In trying to explain how there are different levels of infinity, we learn about different sets. There are countable infinities, and then there are uncountable infinities. These concepts drove Georg Cantor mad.

Sometimes, the topics discussed seemed disconnected. For example, in the chapter on Infinity, he ends up talking about String Theory. I am not quite sure how he ended up there from the concept of infinity.

He changed the story of Schroedinger’s cat to be one of the Queen of England’s Corgi dogs. I found that to be a little odd.

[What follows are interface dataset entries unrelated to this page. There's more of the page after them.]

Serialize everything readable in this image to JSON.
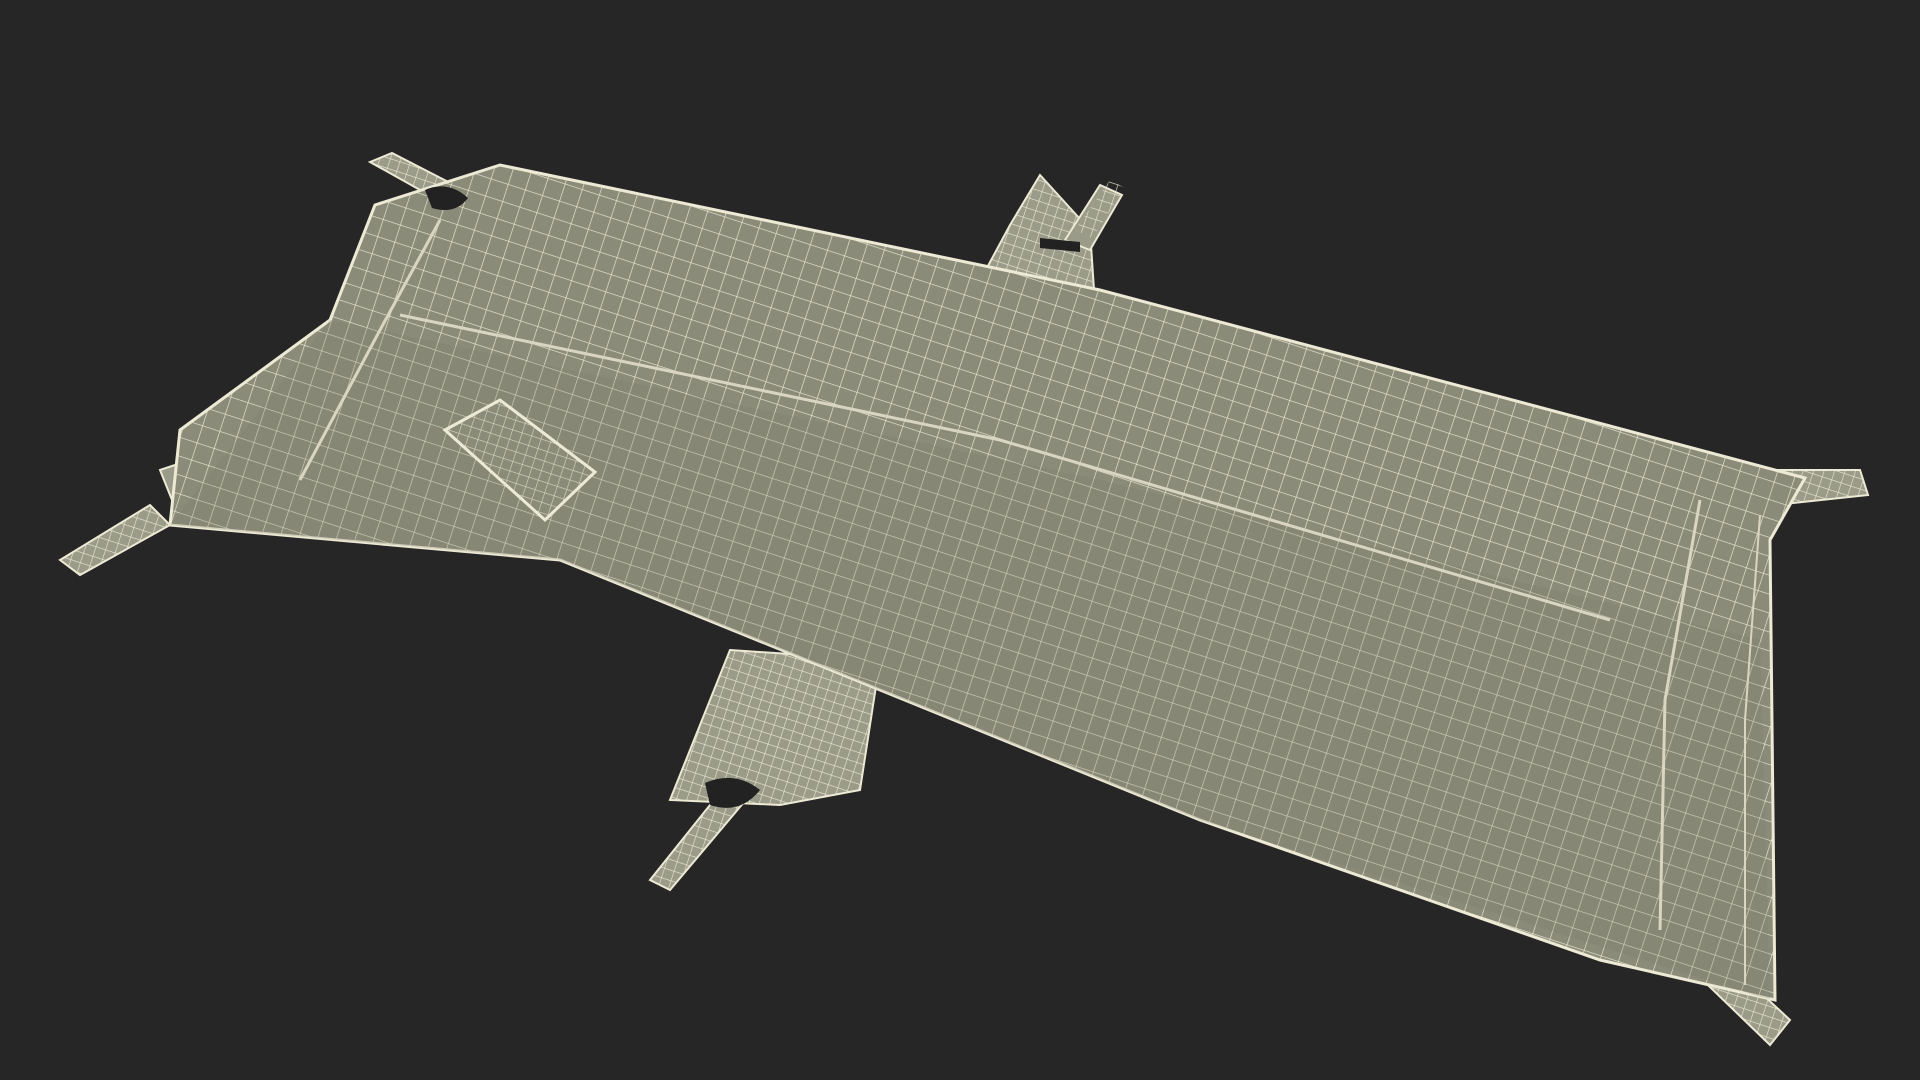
{
  "scene": {
    "subject": "stretcher-wireframe-model",
    "colors": {
      "background": "#262626",
      "fabric": "#8a8b79",
      "fabric_shade": "#7a7b6a",
      "wire": "#ece9d4",
      "seam": "#d8d6c2",
      "hole": "#222222",
      "strap": "#9a9b88"
    }
  }
}
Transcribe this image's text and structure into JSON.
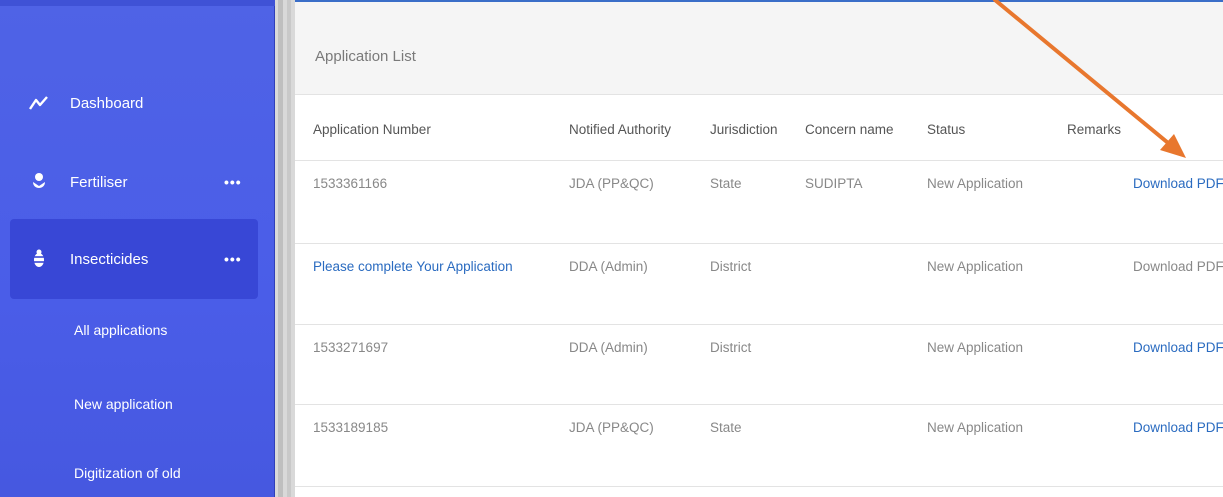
{
  "sidebar": {
    "items": [
      {
        "label": "Dashboard",
        "icon": "chart-line-icon"
      },
      {
        "label": "Fertiliser",
        "icon": "plant-icon",
        "more": "•••"
      },
      {
        "label": "Insecticides",
        "icon": "bug-icon",
        "more": "•••"
      }
    ],
    "subitems": [
      {
        "label": "All applications"
      },
      {
        "label": "New application"
      },
      {
        "label": "Digitization of old"
      }
    ]
  },
  "panel": {
    "title": "Application List",
    "columns": [
      "Application Number",
      "Notified Authority",
      "Jurisdiction",
      "Concern name",
      "Status",
      "Remarks"
    ],
    "rows": [
      {
        "number": "1533361166",
        "authority": "JDA (PP&QC)",
        "jurisdiction": "State",
        "concern": "SUDIPTA",
        "status": "New Application",
        "remarks": "",
        "download": "Download PDF"
      },
      {
        "number": "Please complete Your Application",
        "authority": "DDA (Admin)",
        "jurisdiction": "District",
        "concern": "",
        "status": "New Application",
        "remarks": "",
        "download": "Download PDF"
      },
      {
        "number": "1533271697",
        "authority": "DDA (Admin)",
        "jurisdiction": "District",
        "concern": "",
        "status": "New Application",
        "remarks": "",
        "download": "Download PDF"
      },
      {
        "number": "1533189185",
        "authority": "JDA (PP&QC)",
        "jurisdiction": "State",
        "concern": "",
        "status": "New Application",
        "remarks": "",
        "download": "Download PDF"
      }
    ]
  },
  "colors": {
    "sidebar": "#4a5de8",
    "sidebar_active": "#3847d6",
    "link": "#2a6bc0",
    "annotation_arrow": "#e8772e"
  }
}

It was an interesting read, but he does go off into tangents about the holographic universe, but that is his thing, so just be wary of the loose and strange connections he makes.

Here’s Looking at Euclid

Took me several months to finish this one, and I finally did a couple weeks ago. I particularly liked Chapter 4 the Life of Pie and Chapter 7, Secrets of Succession.

I’ve always like how pi has digits that go on forever, since it is an irrational number. The Secrets of Succession chapter covers sequences of numbers. It mentions the Online Encyclopedia of Integer Sequences, which I had never heard of before. For example, the Fibonacci sequence has many notes, while other sequences are not as full.

I am reading another book that connects numbers with physics, and I learned that Fibonacci was not his real name. “The man’s full name was Leonardo of Pisa, or Leonardo Pisano in Italian. He was born in about 1175 in Pisa, a Tuscan town famous for its Leaning Tower. The name Fibonacci [pronounced fib-on-ach-ee] is short for ‘filius Bonacci’ or ‘son of Bonacci.’”

Overall, if someone is mathematically inclined, it is a fun read.

Is God a Mathematician? – The book doesn’t answer that question

I recently read the book, Is God a Mathematician by Mario Livio. I picked it up at the JeffCo Libraries Whale of a Book Sale. I figured the book would not answer the question posed by the title, but I thought it would talk a little bit more about logical proofs for or against an all powerful being. In a way, I am glad that it did not do that. It was mostly on the question, is mathematics invented, or is it discovered?

My favorite chapter was probably chapter 5 on statistics and probability. I learned a little bit more about how games of chance helped influence mathematical thought. They discussed games of chance on pages 138-140, but it was involving dice. I thought that card games influenced mathematical thinkers more when it came to chance and probability of winning various hands of cards. That didn’t seem to come up in the book.

I guess I am on the side of the fence for mathematics being discovered. I think that prime numbers and the number pi exist with or without human involvement. It is just up to us to find them in the world of mathematics. But, math is more than just numbers, it also involves concepts such as functions, and algebraic concepts of unkowns in formulas. There is a lot of math in physical concepts such as waves of light or the Navier-Stokes equations in fluid dynamics. That math would still exist even if we did not find them. Other intelligent life forms would probably also know about pi, prime numbers, the speed of light in a vacuum, E = mc2, and the Navier-Stokes equations.

However, we can invent different ways to communicate the concepts of mathematics, just as calculus can be communicated using different terminology. So, the way to communicate mathematics can be invented.

Anyway, it was a good book. It was not earthshaking, and it did not answer the main question in the title, but it was an interesting read.